Your assignment
Write the listing below out again in full, dropping its pictures.

Supplied information
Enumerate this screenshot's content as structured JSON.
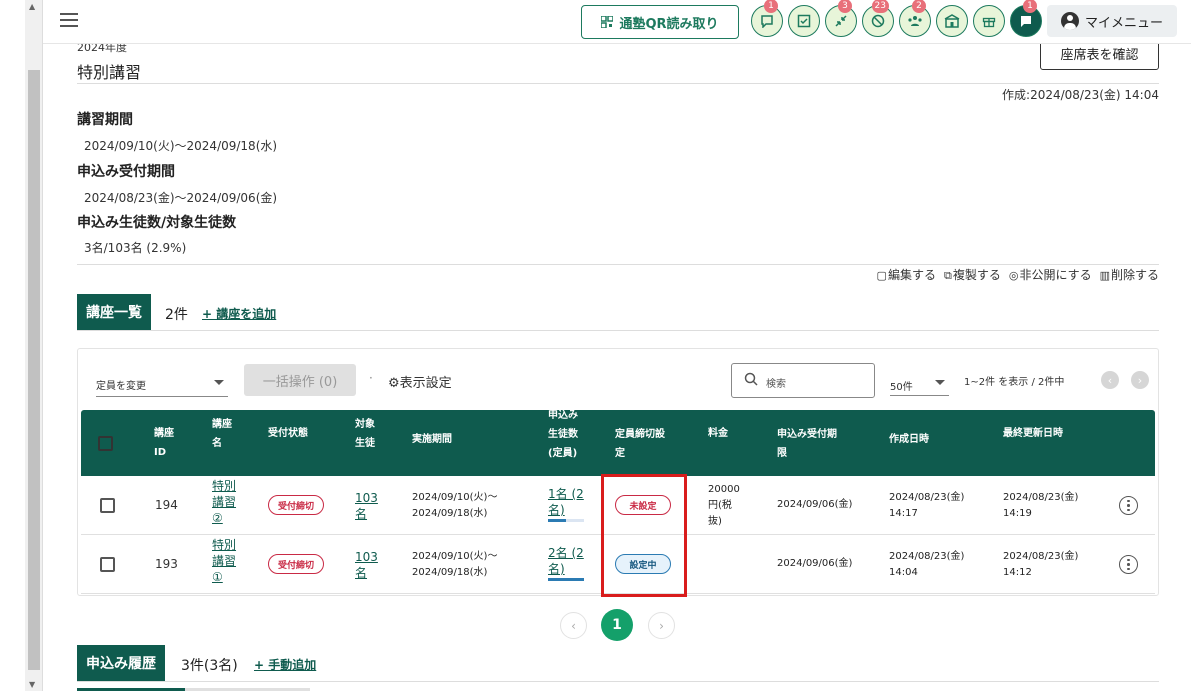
{
  "topbar": {
    "qr_button": "通塾QR読み取り",
    "icons": [
      {
        "name": "chat-icon",
        "badge": "1"
      },
      {
        "name": "checklist-icon",
        "badge": ""
      },
      {
        "name": "shrink-arrows-icon",
        "badge": "3"
      },
      {
        "name": "no-location-icon",
        "badge": "23"
      },
      {
        "name": "group-icon",
        "badge": "2"
      },
      {
        "name": "school-icon",
        "badge": ""
      },
      {
        "name": "gift-icon",
        "badge": ""
      },
      {
        "name": "message-icon",
        "badge": "1"
      }
    ],
    "my_menu": "マイメニュー"
  },
  "header": {
    "year": "2024年度",
    "title": "特別講習",
    "seat_button": "座席表を確認",
    "created": "作成:2024/08/23(金) 14:04"
  },
  "details": {
    "period_label": "講習期間",
    "period_value": "2024/09/10(火)〜2024/09/18(水)",
    "accept_label": "申込み受付期間",
    "accept_value": "2024/08/23(金)〜2024/09/06(金)",
    "students_label": "申込み生徒数/対象生徒数",
    "students_value": "3名/103名 (2.9%)"
  },
  "actions": {
    "edit": "編集する",
    "copy": "複製する",
    "hide": "非公開にする",
    "delete": "削除する"
  },
  "courses": {
    "tab": "講座一覧",
    "count": "2件",
    "add": "+ 講座を追加",
    "toolbar": {
      "select_label": "定員を変更",
      "bulk": "一括操作 (0)",
      "display_settings": "表示設定",
      "search_placeholder": "検索",
      "per_page": "50件",
      "range": "1~2件 を表示 / 2件中"
    },
    "columns": {
      "id": [
        "講座",
        "ID"
      ],
      "name": [
        "講座",
        "名"
      ],
      "status": "受付状態",
      "target": [
        "対象",
        "生徒"
      ],
      "period": "実施期間",
      "applicants": [
        "申込み",
        "生徒数",
        "(定員)"
      ],
      "capacity": [
        "定員締切設",
        "定"
      ],
      "fee": "料金",
      "deadline": [
        "申込み受付期",
        "限"
      ],
      "created": "作成日時",
      "updated": "最終更新日時"
    },
    "rows": [
      {
        "id": "194",
        "name": [
          "特別",
          "講習",
          "②"
        ],
        "status": "受付締切",
        "target": [
          "103",
          "名"
        ],
        "period": [
          "2024/09/10(火)〜",
          "2024/09/18(水)"
        ],
        "applicants": [
          "1名 (2",
          "名)"
        ],
        "fill_fraction": 0.5,
        "capacity": "未設定",
        "fee": [
          "20000",
          "円(税",
          "抜)"
        ],
        "deadline": "2024/09/06(金)",
        "created": [
          "2024/08/23(金)",
          "14:17"
        ],
        "updated": [
          "2024/08/23(金)",
          "14:19"
        ]
      },
      {
        "id": "193",
        "name": [
          "特別",
          "講習",
          "①"
        ],
        "status": "受付締切",
        "target": [
          "103",
          "名"
        ],
        "period": [
          "2024/09/10(火)〜",
          "2024/09/18(水)"
        ],
        "applicants": [
          "2名 (2",
          "名)"
        ],
        "fill_fraction": 1.0,
        "capacity": "設定中",
        "fee": [
          "",
          "",
          ""
        ],
        "deadline": "2024/09/06(金)",
        "created": [
          "2024/08/23(金)",
          "14:04"
        ],
        "updated": [
          "2024/08/23(金)",
          "14:12"
        ]
      }
    ],
    "pager": {
      "current": "1",
      "prev": "‹",
      "next": "›"
    }
  },
  "history": {
    "tab": "申込み履歴",
    "count": "3件(3名)",
    "add": "+ 手動追加"
  }
}
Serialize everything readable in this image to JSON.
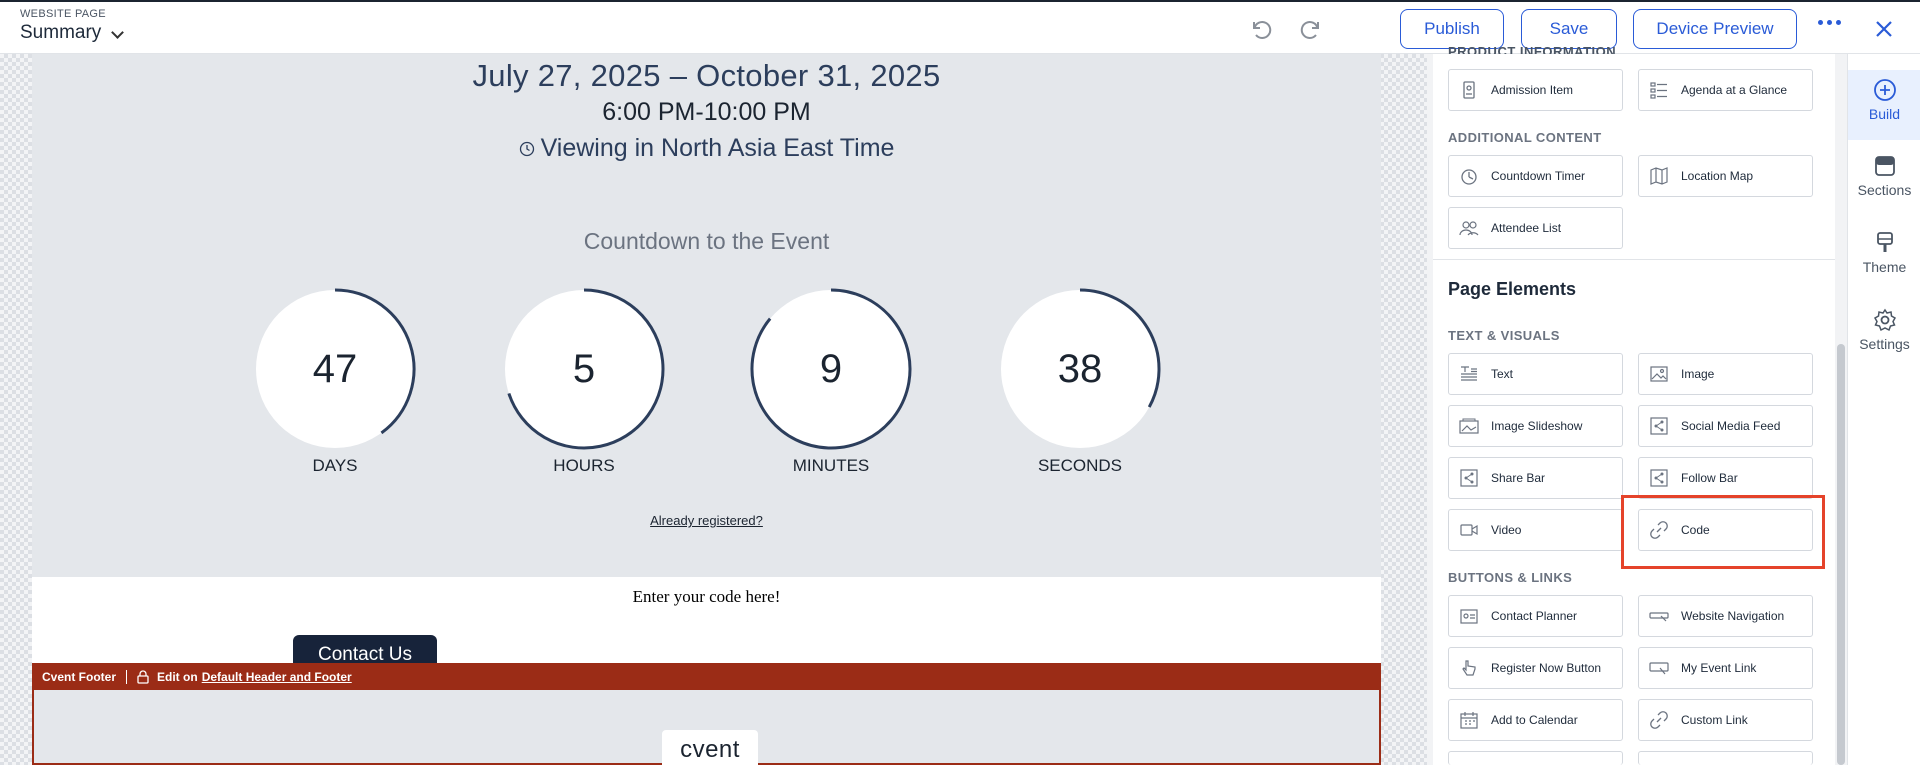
{
  "header": {
    "page_label": "WEBSITE PAGE",
    "page_name": "Summary",
    "publish": "Publish",
    "save": "Save",
    "device_preview": "Device Preview"
  },
  "event": {
    "dates": "July 27, 2025 – October 31, 2025",
    "times": "6:00 PM-10:00 PM",
    "timezone": "Viewing in North Asia East Time",
    "countdown_title": "Countdown to the Event",
    "countdown": [
      {
        "value": "47",
        "label": "DAYS",
        "fraction": 0.4
      },
      {
        "value": "5",
        "label": "HOURS",
        "fraction": 0.7
      },
      {
        "value": "9",
        "label": "MINUTES",
        "fraction": 0.86
      },
      {
        "value": "38",
        "label": "SECONDS",
        "fraction": 0.33
      }
    ],
    "already_registered": "Already registered?",
    "code_placeholder": "Enter your code here!",
    "contact_us": "Contact Us"
  },
  "footer": {
    "name": "Cvent Footer",
    "edit_on": "Edit on",
    "edit_link": "Default Header and Footer",
    "logo": "cvent"
  },
  "panel": {
    "cut_heading": "PRODUCT INFORMATION",
    "product_items": [
      {
        "label": "Admission Item",
        "icon": "admission-icon"
      },
      {
        "label": "Agenda at a Glance",
        "icon": "agenda-icon"
      }
    ],
    "additional_heading": "ADDITIONAL CONTENT",
    "additional_items": [
      {
        "label": "Countdown Timer",
        "icon": "timer-icon"
      },
      {
        "label": "Location Map",
        "icon": "map-icon"
      },
      {
        "label": "Attendee List",
        "icon": "attendees-icon"
      }
    ],
    "page_elements": "Page Elements",
    "text_visuals_heading": "TEXT & VISUALS",
    "text_visuals_items": [
      {
        "label": "Text",
        "icon": "text-icon"
      },
      {
        "label": "Image",
        "icon": "image-icon"
      },
      {
        "label": "Image Slideshow",
        "icon": "slideshow-icon"
      },
      {
        "label": "Social Media Feed",
        "icon": "social-feed-icon"
      },
      {
        "label": "Share Bar",
        "icon": "share-icon"
      },
      {
        "label": "Follow Bar",
        "icon": "follow-icon"
      },
      {
        "label": "Video",
        "icon": "video-icon"
      },
      {
        "label": "Code",
        "icon": "link-icon"
      }
    ],
    "buttons_heading": "BUTTONS & LINKS",
    "buttons_items": [
      {
        "label": "Contact Planner",
        "icon": "contact-icon"
      },
      {
        "label": "Website Navigation",
        "icon": "navigation-icon"
      },
      {
        "label": "Register Now Button",
        "icon": "pointer-icon"
      },
      {
        "label": "My Event Link",
        "icon": "event-link-icon"
      },
      {
        "label": "Add to Calendar",
        "icon": "calendar-icon"
      },
      {
        "label": "Custom Link",
        "icon": "link-icon"
      }
    ]
  },
  "rail": [
    {
      "label": "Build",
      "icon": "plus-circle-icon"
    },
    {
      "label": "Sections",
      "icon": "sections-icon"
    },
    {
      "label": "Theme",
      "icon": "theme-icon"
    },
    {
      "label": "Settings",
      "icon": "gear-icon"
    }
  ],
  "colors": {
    "accent": "#2a5bd7",
    "footer": "#9b2c16",
    "highlight": "#e5432a",
    "ring": "#2c3e5c"
  }
}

Task solution
Enumerate this screenshot's content as structured JSON.
{
  "topbar": {
    "qr_button": "通塾QR読み取り",
    "icons": [
      {
        "name": "chat-icon",
        "badge": "1"
      },
      {
        "name": "checklist-icon",
        "badge": ""
      },
      {
        "name": "shrink-arrows-icon",
        "badge": "3"
      },
      {
        "name": "no-location-icon",
        "badge": "23"
      },
      {
        "name": "group-icon",
        "badge": "2"
      },
      {
        "name": "school-icon",
        "badge": ""
      },
      {
        "name": "gift-icon",
        "badge": ""
      },
      {
        "name": "message-icon",
        "badge": "1"
      }
    ],
    "my_menu": "マイメニュー"
  },
  "header": {
    "year": "2024年度",
    "title": "特別講習",
    "seat_button": "座席表を確認",
    "created": "作成:2024/08/23(金) 14:04"
  },
  "details": {
    "period_label": "講習期間",
    "period_value": "2024/09/10(火)〜2024/09/18(水)",
    "accept_label": "申込み受付期間",
    "accept_value": "2024/08/23(金)〜2024/09/06(金)",
    "students_label": "申込み生徒数/対象生徒数",
    "students_value": "3名/103名 (2.9%)"
  },
  "actions": {
    "edit": "編集する",
    "copy": "複製する",
    "hide": "非公開にする",
    "delete": "削除する"
  },
  "courses": {
    "tab": "講座一覧",
    "count": "2件",
    "add": "+ 講座を追加",
    "toolbar": {
      "select_label": "定員を変更",
      "bulk": "一括操作 (0)",
      "display_settings": "表示設定",
      "search_placeholder": "検索",
      "per_page": "50件",
      "range": "1~2件 を表示 / 2件中"
    },
    "columns": {
      "id": [
        "講座",
        "ID"
      ],
      "name": [
        "講座",
        "名"
      ],
      "status": "受付状態",
      "target": [
        "対象",
        "生徒"
      ],
      "period": "実施期間",
      "applicants": [
        "申込み",
        "生徒数",
        "(定員)"
      ],
      "capacity": [
        "定員締切設",
        "定"
      ],
      "fee": "料金",
      "deadline": [
        "申込み受付期",
        "限"
      ],
      "created": "作成日時",
      "updated": "最終更新日時"
    },
    "rows": [
      {
        "id": "194",
        "name": [
          "特別",
          "講習",
          "②"
        ],
        "status": "受付締切",
        "target": [
          "103",
          "名"
        ],
        "period": [
          "2024/09/10(火)〜",
          "2024/09/18(水)"
        ],
        "applicants": [
          "1名 (2",
          "名)"
        ],
        "fill_fraction": 0.5,
        "capacity": "未設定",
        "fee": [
          "20000",
          "円(税",
          "抜)"
        ],
        "deadline": "2024/09/06(金)",
        "created": [
          "2024/08/23(金)",
          "14:17"
        ],
        "updated": [
          "2024/08/23(金)",
          "14:19"
        ]
      },
      {
        "id": "193",
        "name": [
          "特別",
          "講習",
          "①"
        ],
        "status": "受付締切",
        "target": [
          "103",
          "名"
        ],
        "period": [
          "2024/09/10(火)〜",
          "2024/09/18(水)"
        ],
        "applicants": [
          "2名 (2",
          "名)"
        ],
        "fill_fraction": 1.0,
        "capacity": "設定中",
        "fee": [
          "",
          "",
          ""
        ],
        "deadline": "2024/09/06(金)",
        "created": [
          "2024/08/23(金)",
          "14:04"
        ],
        "updated": [
          "2024/08/23(金)",
          "14:12"
        ]
      }
    ],
    "pager": {
      "current": "1",
      "prev": "‹",
      "next": "›"
    }
  },
  "history": {
    "tab": "申込み履歴",
    "count": "3件(3名)",
    "add": "+ 手動追加"
  }
}
Serialize everything readable in this image to JSON.
{
  "header": {
    "page_label": "WEBSITE PAGE",
    "page_name": "Summary",
    "publish": "Publish",
    "save": "Save",
    "device_preview": "Device Preview"
  },
  "event": {
    "dates": "July 27, 2025 – October 31, 2025",
    "times": "6:00 PM-10:00 PM",
    "timezone": "Viewing in North Asia East Time",
    "countdown_title": "Countdown to the Event",
    "countdown": [
      {
        "value": "47",
        "label": "DAYS",
        "fraction": 0.4
      },
      {
        "value": "5",
        "label": "HOURS",
        "fraction": 0.7
      },
      {
        "value": "9",
        "label": "MINUTES",
        "fraction": 0.86
      },
      {
        "value": "38",
        "label": "SECONDS",
        "fraction": 0.33
      }
    ],
    "already_registered": "Already registered?",
    "code_placeholder": "Enter your code here!",
    "contact_us": "Contact Us"
  },
  "footer": {
    "name": "Cvent Footer",
    "edit_on": "Edit on",
    "edit_link": "Default Header and Footer",
    "logo": "cvent"
  },
  "panel": {
    "cut_heading": "PRODUCT INFORMATION",
    "product_items": [
      {
        "label": "Admission Item",
        "icon": "admission-icon"
      },
      {
        "label": "Agenda at a Glance",
        "icon": "agenda-icon"
      }
    ],
    "additional_heading": "ADDITIONAL CONTENT",
    "additional_items": [
      {
        "label": "Countdown Timer",
        "icon": "timer-icon"
      },
      {
        "label": "Location Map",
        "icon": "map-icon"
      },
      {
        "label": "Attendee List",
        "icon": "attendees-icon"
      }
    ],
    "page_elements": "Page Elements",
    "text_visuals_heading": "TEXT & VISUALS",
    "text_visuals_items": [
      {
        "label": "Text",
        "icon": "text-icon"
      },
      {
        "label": "Image",
        "icon": "image-icon"
      },
      {
        "label": "Image Slideshow",
        "icon": "slideshow-icon"
      },
      {
        "label": "Social Media Feed",
        "icon": "social-feed-icon"
      },
      {
        "label": "Share Bar",
        "icon": "share-icon"
      },
      {
        "label": "Follow Bar",
        "icon": "follow-icon"
      },
      {
        "label": "Video",
        "icon": "video-icon"
      },
      {
        "label": "Code",
        "icon": "link-icon"
      }
    ],
    "buttons_heading": "BUTTONS & LINKS",
    "buttons_items": [
      {
        "label": "Contact Planner",
        "icon": "contact-icon"
      },
      {
        "label": "Website Navigation",
        "icon": "navigation-icon"
      },
      {
        "label": "Register Now Button",
        "icon": "pointer-icon"
      },
      {
        "label": "My Event Link",
        "icon": "event-link-icon"
      },
      {
        "label": "Add to Calendar",
        "icon": "calendar-icon"
      },
      {
        "label": "Custom Link",
        "icon": "link-icon"
      }
    ]
  },
  "rail": [
    {
      "label": "Build",
      "icon": "plus-circle-icon"
    },
    {
      "label": "Sections",
      "icon": "sections-icon"
    },
    {
      "label": "Theme",
      "icon": "theme-icon"
    },
    {
      "label": "Settings",
      "icon": "gear-icon"
    }
  ],
  "colors": {
    "accent": "#2a5bd7",
    "footer": "#9b2c16",
    "highlight": "#e5432a",
    "ring": "#2c3e5c"
  }
}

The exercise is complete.